Write out every line of the material as it stands, apart from the pictures.

*Record set*:

+ + + +

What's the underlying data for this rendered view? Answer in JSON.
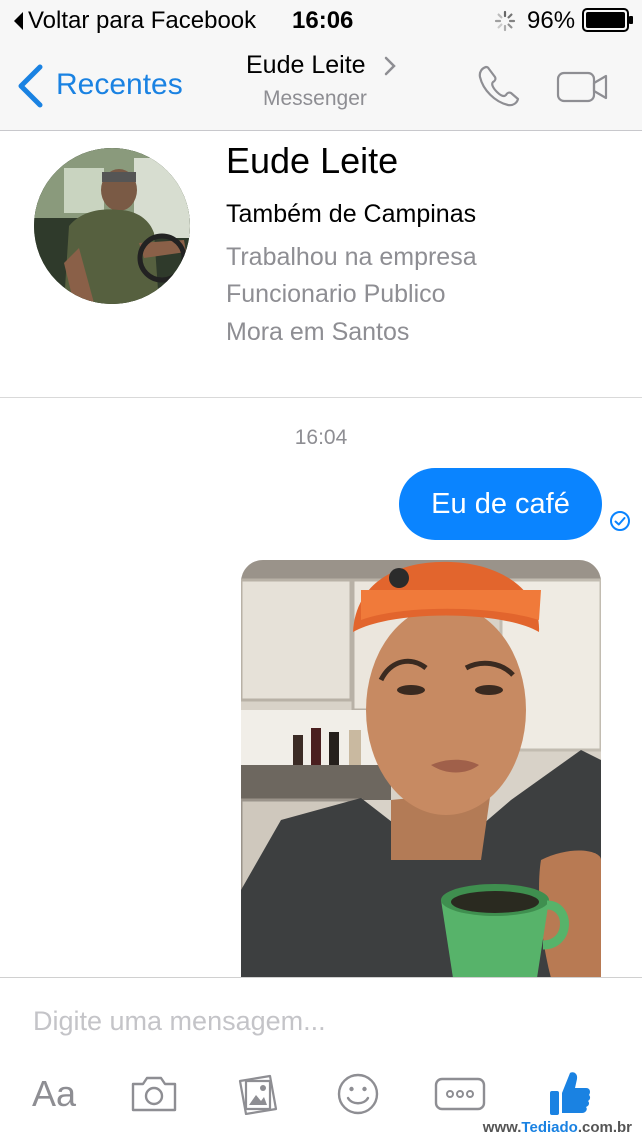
{
  "status_bar": {
    "back_app_label": "Voltar para Facebook",
    "time": "16:06",
    "battery_percent": "96%",
    "battery_level": 0.96
  },
  "nav": {
    "back_label": "Recentes",
    "title": "Eude Leite",
    "subtitle": "Messenger",
    "accent_color": "#1a82e2"
  },
  "profile": {
    "name": "Eude Leite",
    "location": "Também de Campinas",
    "details": [
      "Trabalhou na empresa",
      "Funcionario Publico",
      "Mora em Santos"
    ]
  },
  "conversation": {
    "timestamp": "16:04",
    "messages": [
      {
        "from": "me",
        "type": "text",
        "text": "Eu de café",
        "color": "#0a84ff"
      },
      {
        "from": "me",
        "type": "photo"
      }
    ]
  },
  "composer": {
    "placeholder": "Digite uma mensagem...",
    "text_tool_label": "Aa",
    "tools": [
      "camera-icon",
      "gallery-icon",
      "emoji-icon",
      "more-icon",
      "like-icon"
    ]
  },
  "watermark": {
    "prefix": "www.",
    "brand": "Tediado",
    "suffix": ".com.br"
  }
}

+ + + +

*Response to the exercise*:
What's the underlying data for this rendered view? Answer in JSON.
{
  "status_bar": {
    "back_app_label": "Voltar para Facebook",
    "time": "16:06",
    "battery_percent": "96%",
    "battery_level": 0.96
  },
  "nav": {
    "back_label": "Recentes",
    "title": "Eude Leite",
    "subtitle": "Messenger",
    "accent_color": "#1a82e2"
  },
  "profile": {
    "name": "Eude Leite",
    "location": "Também de Campinas",
    "details": [
      "Trabalhou na empresa",
      "Funcionario Publico",
      "Mora em Santos"
    ]
  },
  "conversation": {
    "timestamp": "16:04",
    "messages": [
      {
        "from": "me",
        "type": "text",
        "text": "Eu de café",
        "color": "#0a84ff"
      },
      {
        "from": "me",
        "type": "photo"
      }
    ]
  },
  "composer": {
    "placeholder": "Digite uma mensagem...",
    "text_tool_label": "Aa",
    "tools": [
      "camera-icon",
      "gallery-icon",
      "emoji-icon",
      "more-icon",
      "like-icon"
    ]
  },
  "watermark": {
    "prefix": "www.",
    "brand": "Tediado",
    "suffix": ".com.br"
  }
}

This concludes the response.